Gardens for less-abled people

148433_460301893179_546714_nGardens for less-abled people.
How to avoid unnecessary work:

  •     Mulch.
  •     Recycle compostable materials.
  •     Work with natural forces such as sun/shade, rain (watering plants), wind (distributing mulching material – leaves), and gravity (positioning heavy elements uphill from where they are needed).
  •     Employ light easily moved containers. Use light potting mix and soil substitutes (e.g. coconut coir and mushroom compost, leaves [Daniels 1996 PIJ]).
  •     Create no-dig beds and minimise need for digging and weeding.

Make No-bend gardens

  •     Use planters of light material or readily available material. Large planters are easier to maintain as they hold more moisture and can have mixed plantings which are less susceptible to insect invasion.
  •     Hanging gardens are suitable for trailling and shallow rooted edibles.
  •     Consider indoor gardens in sunny moist areas such as Bathrooms and Kitchens.
  •     Remember the high value of sprouts.

Special Needs Gardens

  •     Wheelchair gardens on table tops.
  •     Tray gardens.
  •     Aquaculture gardens.
  •     Terariums.
  •     Miniature plants.
  •     Aerial plants, bromeliads, orchids, and epiphiliums (edible fruit).
  •     Medicinal succulents (such as varieties of Aloe).
  •     Edible flowers.
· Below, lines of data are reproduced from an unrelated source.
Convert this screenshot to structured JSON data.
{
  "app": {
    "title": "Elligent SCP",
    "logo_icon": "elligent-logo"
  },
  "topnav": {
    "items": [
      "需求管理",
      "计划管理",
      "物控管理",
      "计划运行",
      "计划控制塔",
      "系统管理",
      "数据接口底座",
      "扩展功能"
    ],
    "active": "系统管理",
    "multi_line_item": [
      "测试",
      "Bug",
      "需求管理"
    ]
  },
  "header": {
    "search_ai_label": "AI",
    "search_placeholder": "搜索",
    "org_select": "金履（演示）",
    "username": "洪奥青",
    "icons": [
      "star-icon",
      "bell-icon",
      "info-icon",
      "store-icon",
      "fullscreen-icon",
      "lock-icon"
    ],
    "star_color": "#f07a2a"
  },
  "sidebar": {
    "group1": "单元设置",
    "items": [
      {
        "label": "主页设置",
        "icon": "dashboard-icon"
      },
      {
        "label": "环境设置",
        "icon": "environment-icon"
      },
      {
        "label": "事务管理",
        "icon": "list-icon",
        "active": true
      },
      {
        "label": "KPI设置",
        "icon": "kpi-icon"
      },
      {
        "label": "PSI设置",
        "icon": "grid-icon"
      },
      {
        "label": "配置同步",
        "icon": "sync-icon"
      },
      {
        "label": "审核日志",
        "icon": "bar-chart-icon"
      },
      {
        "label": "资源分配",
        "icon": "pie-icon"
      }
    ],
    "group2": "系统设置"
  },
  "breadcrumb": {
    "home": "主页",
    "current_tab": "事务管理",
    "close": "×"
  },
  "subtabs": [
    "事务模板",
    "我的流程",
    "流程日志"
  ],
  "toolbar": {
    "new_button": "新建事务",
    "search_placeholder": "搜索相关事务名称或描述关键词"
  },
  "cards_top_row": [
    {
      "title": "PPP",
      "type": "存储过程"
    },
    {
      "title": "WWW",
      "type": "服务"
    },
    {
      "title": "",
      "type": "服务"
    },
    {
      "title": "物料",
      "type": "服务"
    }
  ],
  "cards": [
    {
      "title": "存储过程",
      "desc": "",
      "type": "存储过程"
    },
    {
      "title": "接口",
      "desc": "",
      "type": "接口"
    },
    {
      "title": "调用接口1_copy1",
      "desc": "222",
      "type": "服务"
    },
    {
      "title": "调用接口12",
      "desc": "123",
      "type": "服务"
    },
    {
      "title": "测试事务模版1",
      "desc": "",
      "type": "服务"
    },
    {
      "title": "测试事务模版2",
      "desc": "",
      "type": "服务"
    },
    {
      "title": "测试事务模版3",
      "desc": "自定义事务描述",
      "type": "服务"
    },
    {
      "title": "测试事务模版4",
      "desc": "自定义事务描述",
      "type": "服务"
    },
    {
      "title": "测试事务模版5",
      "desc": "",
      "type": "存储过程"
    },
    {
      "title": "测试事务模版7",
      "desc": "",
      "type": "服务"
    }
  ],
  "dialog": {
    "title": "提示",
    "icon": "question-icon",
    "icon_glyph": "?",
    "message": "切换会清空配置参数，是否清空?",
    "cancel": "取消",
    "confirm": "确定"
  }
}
People with special talents.  People with special needs can offer small but highly valued work such as rare seed propagation.